* EXERCISE DETAILS:
The response must contain every line from the records below that has "kiss".

* SUPPLIED INFORMATION:
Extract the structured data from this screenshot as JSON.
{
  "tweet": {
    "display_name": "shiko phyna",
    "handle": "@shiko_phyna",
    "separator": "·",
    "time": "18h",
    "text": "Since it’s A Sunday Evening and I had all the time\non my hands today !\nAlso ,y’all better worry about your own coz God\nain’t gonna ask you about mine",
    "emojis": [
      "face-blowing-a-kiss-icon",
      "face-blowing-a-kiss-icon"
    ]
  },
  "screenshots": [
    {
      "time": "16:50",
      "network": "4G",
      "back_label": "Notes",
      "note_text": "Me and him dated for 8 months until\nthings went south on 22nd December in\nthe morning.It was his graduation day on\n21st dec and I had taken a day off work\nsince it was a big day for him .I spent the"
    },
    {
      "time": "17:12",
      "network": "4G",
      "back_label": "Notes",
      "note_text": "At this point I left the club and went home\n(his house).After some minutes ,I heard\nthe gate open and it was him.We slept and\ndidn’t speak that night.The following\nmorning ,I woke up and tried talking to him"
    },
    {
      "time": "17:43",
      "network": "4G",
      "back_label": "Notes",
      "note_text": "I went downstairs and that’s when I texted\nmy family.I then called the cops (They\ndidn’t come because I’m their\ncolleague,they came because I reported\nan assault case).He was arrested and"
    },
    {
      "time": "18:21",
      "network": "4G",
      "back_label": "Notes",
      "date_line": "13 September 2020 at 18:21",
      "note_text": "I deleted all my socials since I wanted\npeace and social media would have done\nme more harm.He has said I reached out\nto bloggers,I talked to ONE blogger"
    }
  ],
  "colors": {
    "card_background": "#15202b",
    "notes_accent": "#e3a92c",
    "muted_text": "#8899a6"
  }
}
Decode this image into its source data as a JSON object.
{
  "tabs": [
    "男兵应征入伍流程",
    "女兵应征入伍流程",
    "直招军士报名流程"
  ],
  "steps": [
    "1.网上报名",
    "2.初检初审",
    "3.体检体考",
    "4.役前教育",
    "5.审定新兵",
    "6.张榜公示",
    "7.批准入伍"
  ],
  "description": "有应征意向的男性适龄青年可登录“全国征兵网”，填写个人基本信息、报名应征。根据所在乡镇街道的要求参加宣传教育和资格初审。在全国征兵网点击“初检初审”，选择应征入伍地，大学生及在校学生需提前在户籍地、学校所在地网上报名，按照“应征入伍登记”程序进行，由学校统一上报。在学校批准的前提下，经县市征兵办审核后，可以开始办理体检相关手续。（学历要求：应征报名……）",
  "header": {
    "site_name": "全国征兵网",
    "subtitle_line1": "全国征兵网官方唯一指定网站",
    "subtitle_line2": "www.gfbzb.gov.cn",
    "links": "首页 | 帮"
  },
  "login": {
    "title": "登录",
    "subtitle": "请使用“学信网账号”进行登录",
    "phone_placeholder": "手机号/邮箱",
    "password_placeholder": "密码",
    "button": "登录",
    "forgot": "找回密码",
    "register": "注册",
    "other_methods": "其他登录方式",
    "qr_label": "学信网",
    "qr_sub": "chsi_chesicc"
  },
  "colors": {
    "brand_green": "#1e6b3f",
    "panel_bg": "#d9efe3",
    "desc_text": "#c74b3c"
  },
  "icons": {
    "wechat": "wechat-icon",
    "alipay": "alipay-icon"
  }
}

* WRITTEN SOLUTION:
      "face-blowing-a-kiss-icon",
      "face-blowing-a-kiss-icon"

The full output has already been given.